After the draft saga that signaled the future is now for Hollis, the expectations have taken a serious bump and, at least for one day, the questions remained in my mind as to whether he can be a go-to player. His three wasn't there expect on one spot up, but he did show a pull-up move with a lean back to create space a la Austin Freeman. Whether he can assimilate a pull up over an on ball defender will be an interesting (crucial?) part of his development. Unlike Jabril who's using the three to keep defenders honest, Hollis seems to need the three first to allow him to fully utilize his driving ability. Going to the rim is clearly his focus this KL; when he attacked the rim and drew a foul at the basket after two missed jumpers, Rodney yelled, "It's about time – go to the basket!" Overall, he did so with mixed results. His long strides let him get into the lane, but once there, he often had a toss-up between a high difficulty lay-up or a foul call. He was able to make progress, but often failed to shake a defender for an easy look.
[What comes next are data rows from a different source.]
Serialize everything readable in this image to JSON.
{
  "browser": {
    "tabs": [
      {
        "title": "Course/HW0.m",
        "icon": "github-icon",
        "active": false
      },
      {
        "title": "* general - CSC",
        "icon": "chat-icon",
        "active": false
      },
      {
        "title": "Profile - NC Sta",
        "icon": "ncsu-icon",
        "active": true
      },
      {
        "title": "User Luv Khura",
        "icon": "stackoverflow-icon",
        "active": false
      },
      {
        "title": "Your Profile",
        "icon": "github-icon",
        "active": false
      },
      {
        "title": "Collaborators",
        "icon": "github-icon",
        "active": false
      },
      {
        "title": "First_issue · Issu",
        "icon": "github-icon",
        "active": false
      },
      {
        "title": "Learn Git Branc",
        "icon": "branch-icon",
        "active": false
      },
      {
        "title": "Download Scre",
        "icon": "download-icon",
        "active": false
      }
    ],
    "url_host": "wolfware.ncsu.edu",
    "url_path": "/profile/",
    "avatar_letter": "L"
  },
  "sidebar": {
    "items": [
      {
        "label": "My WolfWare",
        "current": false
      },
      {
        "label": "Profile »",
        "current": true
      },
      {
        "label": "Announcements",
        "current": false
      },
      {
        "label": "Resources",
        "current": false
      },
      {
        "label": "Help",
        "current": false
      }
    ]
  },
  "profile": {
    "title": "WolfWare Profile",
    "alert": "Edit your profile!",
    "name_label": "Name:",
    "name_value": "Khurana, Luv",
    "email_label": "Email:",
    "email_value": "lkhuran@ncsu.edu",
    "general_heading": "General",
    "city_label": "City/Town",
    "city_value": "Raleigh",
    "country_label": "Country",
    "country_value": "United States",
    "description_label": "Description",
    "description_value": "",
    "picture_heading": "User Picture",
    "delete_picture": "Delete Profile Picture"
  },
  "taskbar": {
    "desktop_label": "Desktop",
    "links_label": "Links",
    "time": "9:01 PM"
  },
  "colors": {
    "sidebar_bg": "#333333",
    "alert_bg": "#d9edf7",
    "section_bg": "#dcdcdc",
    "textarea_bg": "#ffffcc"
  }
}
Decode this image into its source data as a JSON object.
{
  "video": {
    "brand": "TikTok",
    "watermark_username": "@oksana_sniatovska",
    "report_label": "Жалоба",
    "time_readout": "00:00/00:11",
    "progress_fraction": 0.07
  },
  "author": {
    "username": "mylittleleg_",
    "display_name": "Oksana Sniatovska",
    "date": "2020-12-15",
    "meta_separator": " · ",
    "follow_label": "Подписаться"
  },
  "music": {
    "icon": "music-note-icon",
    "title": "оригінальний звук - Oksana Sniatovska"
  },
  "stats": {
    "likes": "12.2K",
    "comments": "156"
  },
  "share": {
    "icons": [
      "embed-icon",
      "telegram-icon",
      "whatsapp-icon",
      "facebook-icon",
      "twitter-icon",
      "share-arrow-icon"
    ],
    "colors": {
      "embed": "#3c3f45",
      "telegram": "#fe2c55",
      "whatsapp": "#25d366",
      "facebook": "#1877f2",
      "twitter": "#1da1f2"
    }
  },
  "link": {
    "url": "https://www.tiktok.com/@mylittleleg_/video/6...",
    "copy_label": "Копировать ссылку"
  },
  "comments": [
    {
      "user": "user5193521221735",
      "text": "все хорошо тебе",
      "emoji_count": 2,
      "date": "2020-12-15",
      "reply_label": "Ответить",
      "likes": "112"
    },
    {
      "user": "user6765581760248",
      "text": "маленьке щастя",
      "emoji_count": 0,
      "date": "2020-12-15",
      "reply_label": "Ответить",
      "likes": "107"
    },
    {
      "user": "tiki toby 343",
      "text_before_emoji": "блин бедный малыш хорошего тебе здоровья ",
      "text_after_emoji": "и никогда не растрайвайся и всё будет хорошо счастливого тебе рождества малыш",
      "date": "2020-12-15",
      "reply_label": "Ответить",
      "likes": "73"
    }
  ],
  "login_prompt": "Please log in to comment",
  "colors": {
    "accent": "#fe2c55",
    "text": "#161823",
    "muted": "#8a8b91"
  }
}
He also had some trouble finding the space for a shorter range pull-ups, getting a few shots rejected. Despite wondering how on earth we had him playing the four, that time should come in handy -- I impressed by his rebounding. He seemed to utilize his athleticism best when he soared for a couple of boards. I think there's still a learning curve for Hollis to figure out how he can be an effective wing player on a high level, so it left me disappointed that he acted if he had little to prove while the rest of the Hoyas played with so much more fire in their games.
Jabril Trawick 20 PTS 4-9 2PT 2-2 3PT 6-6 FT 3 RBD 2 AST 4 TO
Otto Porter 13 PTS 3-6 2PT 2-2 3PT 1-2 FT 4 RBD 2 STL
Mikael Hopkins 7 PTS 3-7 2PT 6 RBD 2 STL 4 BLK
Tyler Adams 9 PTS 3-7 2PT 3-6 FT 5 RBD 2 AST 2 BLK
Greg Whittington 6 PTS 3-7 2PT 0-2 3PT 1 RBD 3 STL
John Caprio 5 PTS 2-2 2PT 1-2 FT
Aaron Bowen 19 PTS 4-6 2PT 3-5 3PT 2-4 FT 1 BLK
Nate Lubick 15 PTS 4-7 2PT 1-1 3PT 4-5 FT 8 RBD 3 AST
Hollis Thompson 15 PTS 5-11 2PT 0-2 3PT 5-6 FT 5 RBD 2 AST 3 STIL